Frank Stewart McLean, 32, has pleaded guilty to making a false statement after he made online threats over five days, including threatening the life of James Comey, who was fired this morning, while he was visiting New Zealand in April.

The threats forced the evacuation of the US Embassy in Wellington.

"The police came around to question me and I told them to go away. Then later five to six cop cars turned up. I was thinking, 'they must think I'm a terrorist'," McLean said.


McLean, who openly supported Palestine and Russia, said some people would describe him as a "troll or keyboard warrior".

"The headlines [about the US Government] just tipped me over the edge. I did say something stupid [the death threat]. It was just pure frustration and stupid."

McLean told the Rotorua Daily Post today he was opposed to the US government and supported Palestine and Russia.

He said he became so frustrated with headlines about what the US government was doing, he "had had enough and got on emails and Facebook".

Using his online name of Oryan McLean, he made threats between April 21 and 25, including posting messages to the US Embassy's Facebook page.

In it he said: "Please inform your FBI director here in NZ that his life is in danger and he will not leave this country alive".

McLean also said Comey would leave New Zealand "in a wooden box".

He also said "There is a bomb at your Embassy" and "Another bomb will go off soon evacuate the Embassy and f**k off or die".

"Must suck because you know that police can't do anything to me here," he wrote.

McLean said he spent a lot of time researching the US government and described government officials as terrorists.

However, he said he did like US President Donald Trump, who fired Comey today.

"He's the best thing that ever happened to America. He is straight up and doesn't read from a script," McLean said of Trump.

McLean, who said he wore scarves "with pride" that supported the Palestinian movement, said he just wanted to get his opinions across.

"My opinions are not necessarily popular because they go against popular opinions. Some people can not handle that," he said.

"I have had a problem with the American Government for years. They are the only country that is consistently going to war.

"I support the Muslims.

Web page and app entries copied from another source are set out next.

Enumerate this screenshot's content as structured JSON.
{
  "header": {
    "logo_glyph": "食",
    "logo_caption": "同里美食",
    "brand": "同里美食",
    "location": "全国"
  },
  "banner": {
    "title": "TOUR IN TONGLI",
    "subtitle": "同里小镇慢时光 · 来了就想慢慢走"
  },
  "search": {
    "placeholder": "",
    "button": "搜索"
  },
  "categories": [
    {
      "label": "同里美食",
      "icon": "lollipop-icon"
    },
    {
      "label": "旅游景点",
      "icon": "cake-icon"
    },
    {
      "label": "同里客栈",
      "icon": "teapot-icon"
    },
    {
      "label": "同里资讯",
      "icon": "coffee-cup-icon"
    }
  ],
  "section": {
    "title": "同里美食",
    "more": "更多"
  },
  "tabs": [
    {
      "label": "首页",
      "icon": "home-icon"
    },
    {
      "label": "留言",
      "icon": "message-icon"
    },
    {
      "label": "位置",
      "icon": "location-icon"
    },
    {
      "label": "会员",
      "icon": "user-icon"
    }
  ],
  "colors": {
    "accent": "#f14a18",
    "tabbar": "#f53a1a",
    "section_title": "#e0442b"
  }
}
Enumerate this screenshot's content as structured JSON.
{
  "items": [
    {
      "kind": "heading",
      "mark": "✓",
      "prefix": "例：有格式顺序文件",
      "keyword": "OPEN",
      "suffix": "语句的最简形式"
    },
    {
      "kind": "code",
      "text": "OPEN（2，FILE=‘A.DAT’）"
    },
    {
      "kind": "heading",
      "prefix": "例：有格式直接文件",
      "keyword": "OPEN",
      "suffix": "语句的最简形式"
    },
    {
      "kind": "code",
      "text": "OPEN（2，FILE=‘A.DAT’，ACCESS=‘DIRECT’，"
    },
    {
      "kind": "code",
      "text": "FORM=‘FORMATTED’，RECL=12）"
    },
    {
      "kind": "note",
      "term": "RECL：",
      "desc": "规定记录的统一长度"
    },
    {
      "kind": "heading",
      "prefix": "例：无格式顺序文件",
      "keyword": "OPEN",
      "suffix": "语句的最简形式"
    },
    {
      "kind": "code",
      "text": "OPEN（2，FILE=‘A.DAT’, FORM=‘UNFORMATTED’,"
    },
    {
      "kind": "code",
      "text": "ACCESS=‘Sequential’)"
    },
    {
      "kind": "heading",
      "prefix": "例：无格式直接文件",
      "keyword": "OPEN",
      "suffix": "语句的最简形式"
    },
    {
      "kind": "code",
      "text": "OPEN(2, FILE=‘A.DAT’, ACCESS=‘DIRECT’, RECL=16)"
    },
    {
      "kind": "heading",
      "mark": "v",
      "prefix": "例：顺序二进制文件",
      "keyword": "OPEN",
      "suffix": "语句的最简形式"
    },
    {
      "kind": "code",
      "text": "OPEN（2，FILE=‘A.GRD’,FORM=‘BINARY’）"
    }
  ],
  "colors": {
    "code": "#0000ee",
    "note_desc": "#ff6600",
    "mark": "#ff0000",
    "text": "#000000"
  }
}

I started supporting Palestine a couple of years ago."

He said he was a part-time website developer and had previously described himself as a journalist because he ran his own news website.

His bail condition is that he not go on social media.

He will be sentenced in the Rotorua District Court on June 7.

The maximum sentence is three months' jail or a $2000 fine.